Problem :: Which lines of the records below contain the word "sind"? Show each one.

(Data records for software interfaces)
↓↓↓

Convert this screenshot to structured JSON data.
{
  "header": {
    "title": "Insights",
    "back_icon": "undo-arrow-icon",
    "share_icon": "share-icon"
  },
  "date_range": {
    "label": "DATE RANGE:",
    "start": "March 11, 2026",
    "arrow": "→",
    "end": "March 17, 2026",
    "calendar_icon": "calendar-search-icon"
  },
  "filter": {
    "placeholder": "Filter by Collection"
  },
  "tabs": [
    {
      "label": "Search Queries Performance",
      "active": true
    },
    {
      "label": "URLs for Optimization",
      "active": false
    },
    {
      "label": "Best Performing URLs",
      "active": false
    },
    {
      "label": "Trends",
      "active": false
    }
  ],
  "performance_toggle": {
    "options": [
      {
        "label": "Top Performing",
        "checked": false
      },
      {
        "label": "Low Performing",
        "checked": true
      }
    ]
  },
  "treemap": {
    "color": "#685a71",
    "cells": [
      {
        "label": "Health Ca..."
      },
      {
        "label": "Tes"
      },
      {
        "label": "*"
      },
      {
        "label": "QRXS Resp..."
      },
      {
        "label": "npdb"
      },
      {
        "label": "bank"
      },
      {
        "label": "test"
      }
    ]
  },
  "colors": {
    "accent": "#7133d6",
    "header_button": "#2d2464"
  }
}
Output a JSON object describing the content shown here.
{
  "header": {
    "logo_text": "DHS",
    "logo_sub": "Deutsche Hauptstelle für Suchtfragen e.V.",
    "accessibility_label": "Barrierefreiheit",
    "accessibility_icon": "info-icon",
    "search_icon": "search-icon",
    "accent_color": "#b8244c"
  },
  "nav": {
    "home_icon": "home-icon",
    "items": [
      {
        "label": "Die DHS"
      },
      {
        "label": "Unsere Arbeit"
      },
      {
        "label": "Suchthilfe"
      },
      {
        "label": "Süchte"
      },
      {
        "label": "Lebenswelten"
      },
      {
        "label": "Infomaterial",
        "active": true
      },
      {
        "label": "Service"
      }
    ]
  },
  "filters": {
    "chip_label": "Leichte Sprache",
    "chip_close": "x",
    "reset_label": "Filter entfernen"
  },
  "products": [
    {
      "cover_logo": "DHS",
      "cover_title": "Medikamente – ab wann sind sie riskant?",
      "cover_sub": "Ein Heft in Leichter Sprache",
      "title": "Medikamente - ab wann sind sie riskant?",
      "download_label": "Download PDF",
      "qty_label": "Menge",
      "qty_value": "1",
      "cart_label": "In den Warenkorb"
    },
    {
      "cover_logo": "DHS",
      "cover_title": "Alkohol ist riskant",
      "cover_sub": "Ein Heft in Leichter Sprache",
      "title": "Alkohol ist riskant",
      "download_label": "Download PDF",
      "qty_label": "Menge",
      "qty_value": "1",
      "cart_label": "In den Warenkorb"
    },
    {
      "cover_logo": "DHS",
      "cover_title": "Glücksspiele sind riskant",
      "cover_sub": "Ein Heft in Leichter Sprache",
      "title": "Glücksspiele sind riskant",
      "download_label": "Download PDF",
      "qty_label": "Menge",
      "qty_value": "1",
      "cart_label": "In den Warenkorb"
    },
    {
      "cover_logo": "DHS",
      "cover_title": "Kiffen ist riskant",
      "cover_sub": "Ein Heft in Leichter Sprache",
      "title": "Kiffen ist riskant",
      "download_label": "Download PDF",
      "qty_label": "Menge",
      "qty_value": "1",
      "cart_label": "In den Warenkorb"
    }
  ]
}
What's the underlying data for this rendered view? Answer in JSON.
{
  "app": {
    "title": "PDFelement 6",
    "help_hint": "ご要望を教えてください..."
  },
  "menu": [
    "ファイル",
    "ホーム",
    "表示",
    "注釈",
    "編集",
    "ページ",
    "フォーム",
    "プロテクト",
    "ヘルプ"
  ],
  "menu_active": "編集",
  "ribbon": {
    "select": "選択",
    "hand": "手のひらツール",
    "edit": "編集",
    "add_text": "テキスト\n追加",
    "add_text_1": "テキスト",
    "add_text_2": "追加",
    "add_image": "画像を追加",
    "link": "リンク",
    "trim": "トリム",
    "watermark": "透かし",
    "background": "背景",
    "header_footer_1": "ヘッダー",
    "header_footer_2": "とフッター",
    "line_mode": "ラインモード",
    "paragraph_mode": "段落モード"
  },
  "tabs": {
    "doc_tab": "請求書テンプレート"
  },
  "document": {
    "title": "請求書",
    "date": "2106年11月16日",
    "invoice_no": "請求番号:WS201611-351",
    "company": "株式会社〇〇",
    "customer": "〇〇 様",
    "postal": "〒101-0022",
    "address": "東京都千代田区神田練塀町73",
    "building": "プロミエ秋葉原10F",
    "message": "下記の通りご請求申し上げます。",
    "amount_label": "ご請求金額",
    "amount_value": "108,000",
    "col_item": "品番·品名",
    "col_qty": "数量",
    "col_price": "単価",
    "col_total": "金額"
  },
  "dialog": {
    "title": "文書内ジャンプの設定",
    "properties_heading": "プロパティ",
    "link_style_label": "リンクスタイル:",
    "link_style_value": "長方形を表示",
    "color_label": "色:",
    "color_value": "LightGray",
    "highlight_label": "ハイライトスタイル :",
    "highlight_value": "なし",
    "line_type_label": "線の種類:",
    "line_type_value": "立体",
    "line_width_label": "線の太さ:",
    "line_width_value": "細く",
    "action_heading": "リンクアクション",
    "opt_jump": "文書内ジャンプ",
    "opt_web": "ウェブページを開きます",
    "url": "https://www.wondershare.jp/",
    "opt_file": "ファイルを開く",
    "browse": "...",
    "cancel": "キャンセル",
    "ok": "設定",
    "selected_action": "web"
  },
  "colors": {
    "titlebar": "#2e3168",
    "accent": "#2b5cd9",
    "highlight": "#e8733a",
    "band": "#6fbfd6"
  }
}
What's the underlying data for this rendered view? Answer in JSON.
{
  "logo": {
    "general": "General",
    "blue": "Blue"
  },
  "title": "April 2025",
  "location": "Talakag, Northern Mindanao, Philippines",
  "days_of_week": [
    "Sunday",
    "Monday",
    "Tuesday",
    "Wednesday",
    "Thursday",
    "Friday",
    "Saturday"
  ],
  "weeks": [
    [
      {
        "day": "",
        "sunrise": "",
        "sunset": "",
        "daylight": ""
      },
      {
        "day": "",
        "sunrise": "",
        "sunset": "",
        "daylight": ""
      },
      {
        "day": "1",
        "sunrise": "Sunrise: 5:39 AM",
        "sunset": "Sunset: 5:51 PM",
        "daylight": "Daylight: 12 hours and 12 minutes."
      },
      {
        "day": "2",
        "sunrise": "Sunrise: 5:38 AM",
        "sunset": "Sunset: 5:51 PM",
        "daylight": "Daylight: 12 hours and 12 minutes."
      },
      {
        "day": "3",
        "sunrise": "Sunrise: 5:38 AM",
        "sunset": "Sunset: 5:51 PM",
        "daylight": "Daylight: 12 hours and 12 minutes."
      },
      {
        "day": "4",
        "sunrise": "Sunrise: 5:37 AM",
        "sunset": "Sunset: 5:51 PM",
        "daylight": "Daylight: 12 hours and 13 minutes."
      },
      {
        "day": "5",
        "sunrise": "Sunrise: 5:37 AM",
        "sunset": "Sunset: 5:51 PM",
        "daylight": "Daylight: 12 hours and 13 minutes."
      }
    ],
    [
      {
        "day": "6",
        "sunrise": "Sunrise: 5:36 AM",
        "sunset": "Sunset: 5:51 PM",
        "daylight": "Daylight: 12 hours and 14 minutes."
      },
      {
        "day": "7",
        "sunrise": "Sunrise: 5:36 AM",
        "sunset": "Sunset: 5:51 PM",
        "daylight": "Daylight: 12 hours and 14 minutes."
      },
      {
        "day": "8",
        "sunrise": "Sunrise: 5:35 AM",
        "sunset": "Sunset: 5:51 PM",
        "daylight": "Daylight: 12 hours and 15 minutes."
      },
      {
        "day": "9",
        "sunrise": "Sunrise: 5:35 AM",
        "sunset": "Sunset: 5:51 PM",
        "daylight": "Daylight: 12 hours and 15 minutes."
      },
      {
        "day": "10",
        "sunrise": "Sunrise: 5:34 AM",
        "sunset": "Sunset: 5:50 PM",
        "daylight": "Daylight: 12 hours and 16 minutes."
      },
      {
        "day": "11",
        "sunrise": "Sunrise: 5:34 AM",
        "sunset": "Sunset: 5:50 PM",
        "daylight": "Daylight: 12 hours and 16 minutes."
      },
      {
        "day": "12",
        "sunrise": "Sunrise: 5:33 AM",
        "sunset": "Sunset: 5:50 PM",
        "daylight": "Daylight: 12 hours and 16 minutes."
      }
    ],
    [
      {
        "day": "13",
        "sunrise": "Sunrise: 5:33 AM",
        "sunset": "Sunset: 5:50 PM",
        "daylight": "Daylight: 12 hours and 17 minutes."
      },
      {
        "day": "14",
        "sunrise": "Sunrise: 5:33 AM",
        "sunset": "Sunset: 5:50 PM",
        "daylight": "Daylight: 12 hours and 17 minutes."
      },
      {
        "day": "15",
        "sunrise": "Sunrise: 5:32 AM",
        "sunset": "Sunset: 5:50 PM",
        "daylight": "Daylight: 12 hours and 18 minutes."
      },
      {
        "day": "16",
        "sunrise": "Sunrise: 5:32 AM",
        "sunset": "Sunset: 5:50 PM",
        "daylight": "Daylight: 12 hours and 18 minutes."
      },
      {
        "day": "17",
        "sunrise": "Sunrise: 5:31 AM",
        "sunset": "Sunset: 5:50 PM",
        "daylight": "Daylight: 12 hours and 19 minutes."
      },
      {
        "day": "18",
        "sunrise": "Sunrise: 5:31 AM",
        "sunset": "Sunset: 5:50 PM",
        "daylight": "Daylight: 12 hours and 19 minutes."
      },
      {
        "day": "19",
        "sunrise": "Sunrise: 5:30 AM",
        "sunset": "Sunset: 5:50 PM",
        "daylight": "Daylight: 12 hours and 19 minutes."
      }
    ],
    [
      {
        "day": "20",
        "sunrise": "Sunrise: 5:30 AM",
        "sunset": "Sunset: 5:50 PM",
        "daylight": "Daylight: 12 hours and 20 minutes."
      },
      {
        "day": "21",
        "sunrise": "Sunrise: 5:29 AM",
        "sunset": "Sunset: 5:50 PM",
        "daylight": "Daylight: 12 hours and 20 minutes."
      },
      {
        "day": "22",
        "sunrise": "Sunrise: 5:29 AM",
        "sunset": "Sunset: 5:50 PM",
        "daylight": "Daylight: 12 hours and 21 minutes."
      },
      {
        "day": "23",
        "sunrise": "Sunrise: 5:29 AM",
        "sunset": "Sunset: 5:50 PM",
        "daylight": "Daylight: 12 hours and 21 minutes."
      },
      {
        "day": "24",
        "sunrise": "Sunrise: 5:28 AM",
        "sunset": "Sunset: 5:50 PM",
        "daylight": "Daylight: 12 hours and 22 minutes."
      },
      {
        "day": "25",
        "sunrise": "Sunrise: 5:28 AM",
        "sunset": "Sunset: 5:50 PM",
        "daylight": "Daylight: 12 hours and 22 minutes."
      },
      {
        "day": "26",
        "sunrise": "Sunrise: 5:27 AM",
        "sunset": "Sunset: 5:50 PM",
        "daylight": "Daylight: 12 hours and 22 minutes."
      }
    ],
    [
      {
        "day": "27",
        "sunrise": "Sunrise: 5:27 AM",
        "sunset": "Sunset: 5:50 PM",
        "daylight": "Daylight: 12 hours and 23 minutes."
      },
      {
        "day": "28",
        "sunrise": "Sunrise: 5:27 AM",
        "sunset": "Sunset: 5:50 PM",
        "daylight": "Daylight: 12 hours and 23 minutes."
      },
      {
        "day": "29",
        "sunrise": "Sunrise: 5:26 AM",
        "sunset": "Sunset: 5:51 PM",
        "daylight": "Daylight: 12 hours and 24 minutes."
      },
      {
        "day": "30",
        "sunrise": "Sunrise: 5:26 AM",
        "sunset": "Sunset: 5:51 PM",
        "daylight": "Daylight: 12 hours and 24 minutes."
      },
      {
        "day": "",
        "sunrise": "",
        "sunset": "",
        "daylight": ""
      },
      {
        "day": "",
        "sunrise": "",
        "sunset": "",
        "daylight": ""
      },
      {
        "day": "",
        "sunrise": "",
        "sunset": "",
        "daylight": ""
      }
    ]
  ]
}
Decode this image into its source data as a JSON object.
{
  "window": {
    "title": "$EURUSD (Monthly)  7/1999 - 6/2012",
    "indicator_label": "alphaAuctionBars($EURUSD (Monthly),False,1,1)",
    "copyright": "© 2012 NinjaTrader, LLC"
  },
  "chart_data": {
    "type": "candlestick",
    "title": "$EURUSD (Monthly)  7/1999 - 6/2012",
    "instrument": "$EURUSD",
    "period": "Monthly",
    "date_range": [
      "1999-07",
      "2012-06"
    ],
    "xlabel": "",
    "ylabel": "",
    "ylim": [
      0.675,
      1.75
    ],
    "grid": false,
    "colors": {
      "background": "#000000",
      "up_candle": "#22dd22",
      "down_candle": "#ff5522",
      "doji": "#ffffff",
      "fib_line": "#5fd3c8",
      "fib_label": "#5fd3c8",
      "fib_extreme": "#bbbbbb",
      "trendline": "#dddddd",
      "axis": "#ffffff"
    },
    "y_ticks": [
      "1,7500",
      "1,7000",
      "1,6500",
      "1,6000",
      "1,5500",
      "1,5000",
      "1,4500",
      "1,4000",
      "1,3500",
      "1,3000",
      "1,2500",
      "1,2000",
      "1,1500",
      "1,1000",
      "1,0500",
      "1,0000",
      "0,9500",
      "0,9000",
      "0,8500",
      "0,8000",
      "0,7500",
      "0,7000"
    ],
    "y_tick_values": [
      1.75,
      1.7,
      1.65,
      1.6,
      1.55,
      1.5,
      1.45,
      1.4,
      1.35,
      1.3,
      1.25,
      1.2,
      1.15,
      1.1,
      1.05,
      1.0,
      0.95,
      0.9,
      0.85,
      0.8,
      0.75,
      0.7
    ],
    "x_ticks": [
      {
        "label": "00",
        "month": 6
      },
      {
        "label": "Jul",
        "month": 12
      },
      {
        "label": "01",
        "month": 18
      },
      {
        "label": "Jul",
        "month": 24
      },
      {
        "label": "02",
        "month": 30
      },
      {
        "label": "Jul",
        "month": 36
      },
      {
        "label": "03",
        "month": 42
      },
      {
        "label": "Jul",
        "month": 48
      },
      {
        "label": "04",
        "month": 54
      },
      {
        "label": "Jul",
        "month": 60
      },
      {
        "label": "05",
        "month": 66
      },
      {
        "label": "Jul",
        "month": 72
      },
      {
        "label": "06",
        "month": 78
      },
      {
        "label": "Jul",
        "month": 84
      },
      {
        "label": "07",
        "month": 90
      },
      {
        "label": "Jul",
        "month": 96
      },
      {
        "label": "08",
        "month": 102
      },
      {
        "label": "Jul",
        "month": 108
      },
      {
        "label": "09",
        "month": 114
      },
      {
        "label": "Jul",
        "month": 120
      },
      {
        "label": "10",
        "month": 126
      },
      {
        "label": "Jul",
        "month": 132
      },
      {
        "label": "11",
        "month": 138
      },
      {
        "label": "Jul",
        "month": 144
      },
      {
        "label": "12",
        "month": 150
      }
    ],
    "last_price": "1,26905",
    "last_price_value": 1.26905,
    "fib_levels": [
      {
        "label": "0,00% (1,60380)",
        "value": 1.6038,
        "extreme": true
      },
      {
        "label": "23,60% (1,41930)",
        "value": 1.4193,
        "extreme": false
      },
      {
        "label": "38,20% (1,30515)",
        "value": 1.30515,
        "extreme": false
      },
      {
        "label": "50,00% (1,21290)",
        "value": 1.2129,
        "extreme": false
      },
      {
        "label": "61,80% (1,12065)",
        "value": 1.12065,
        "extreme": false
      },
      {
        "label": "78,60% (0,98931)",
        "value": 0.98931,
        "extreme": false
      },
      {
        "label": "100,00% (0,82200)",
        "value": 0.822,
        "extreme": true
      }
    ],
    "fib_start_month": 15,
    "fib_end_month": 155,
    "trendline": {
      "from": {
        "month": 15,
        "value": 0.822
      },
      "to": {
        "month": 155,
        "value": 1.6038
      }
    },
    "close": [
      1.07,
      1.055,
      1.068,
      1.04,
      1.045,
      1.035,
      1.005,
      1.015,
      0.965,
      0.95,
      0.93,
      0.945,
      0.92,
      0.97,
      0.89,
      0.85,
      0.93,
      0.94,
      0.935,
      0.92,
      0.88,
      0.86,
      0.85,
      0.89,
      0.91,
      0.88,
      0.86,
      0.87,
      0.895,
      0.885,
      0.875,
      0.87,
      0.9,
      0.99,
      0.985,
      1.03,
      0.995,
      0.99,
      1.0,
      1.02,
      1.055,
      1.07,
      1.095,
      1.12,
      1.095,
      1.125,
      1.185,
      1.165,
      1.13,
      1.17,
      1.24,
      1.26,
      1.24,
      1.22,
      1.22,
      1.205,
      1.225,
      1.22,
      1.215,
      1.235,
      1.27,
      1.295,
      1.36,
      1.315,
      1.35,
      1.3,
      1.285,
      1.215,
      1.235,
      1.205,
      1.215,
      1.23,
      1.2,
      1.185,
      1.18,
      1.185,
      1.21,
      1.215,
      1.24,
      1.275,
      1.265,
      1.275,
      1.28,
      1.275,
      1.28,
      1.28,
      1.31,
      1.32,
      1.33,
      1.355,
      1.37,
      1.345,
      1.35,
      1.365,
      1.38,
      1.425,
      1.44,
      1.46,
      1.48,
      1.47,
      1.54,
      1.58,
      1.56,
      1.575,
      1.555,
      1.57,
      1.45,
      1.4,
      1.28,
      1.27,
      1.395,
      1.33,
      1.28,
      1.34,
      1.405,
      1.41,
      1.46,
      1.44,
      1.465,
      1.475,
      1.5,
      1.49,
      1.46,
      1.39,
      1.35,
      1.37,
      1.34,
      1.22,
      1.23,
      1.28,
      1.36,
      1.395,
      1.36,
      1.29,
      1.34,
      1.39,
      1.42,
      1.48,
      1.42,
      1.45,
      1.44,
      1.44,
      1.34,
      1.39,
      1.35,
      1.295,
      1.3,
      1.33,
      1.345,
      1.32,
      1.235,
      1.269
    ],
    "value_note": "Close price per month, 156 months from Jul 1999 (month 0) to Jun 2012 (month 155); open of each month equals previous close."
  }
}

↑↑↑

Written answer ::
      "cover_title": "Medikamente – ab wann sind sie riskant?",
      "title": "Medikamente - ab wann sind sie riskant?",
      "cover_title": "Glücksspiele sind riskant",
      "title": "Glücksspiele sind riskant",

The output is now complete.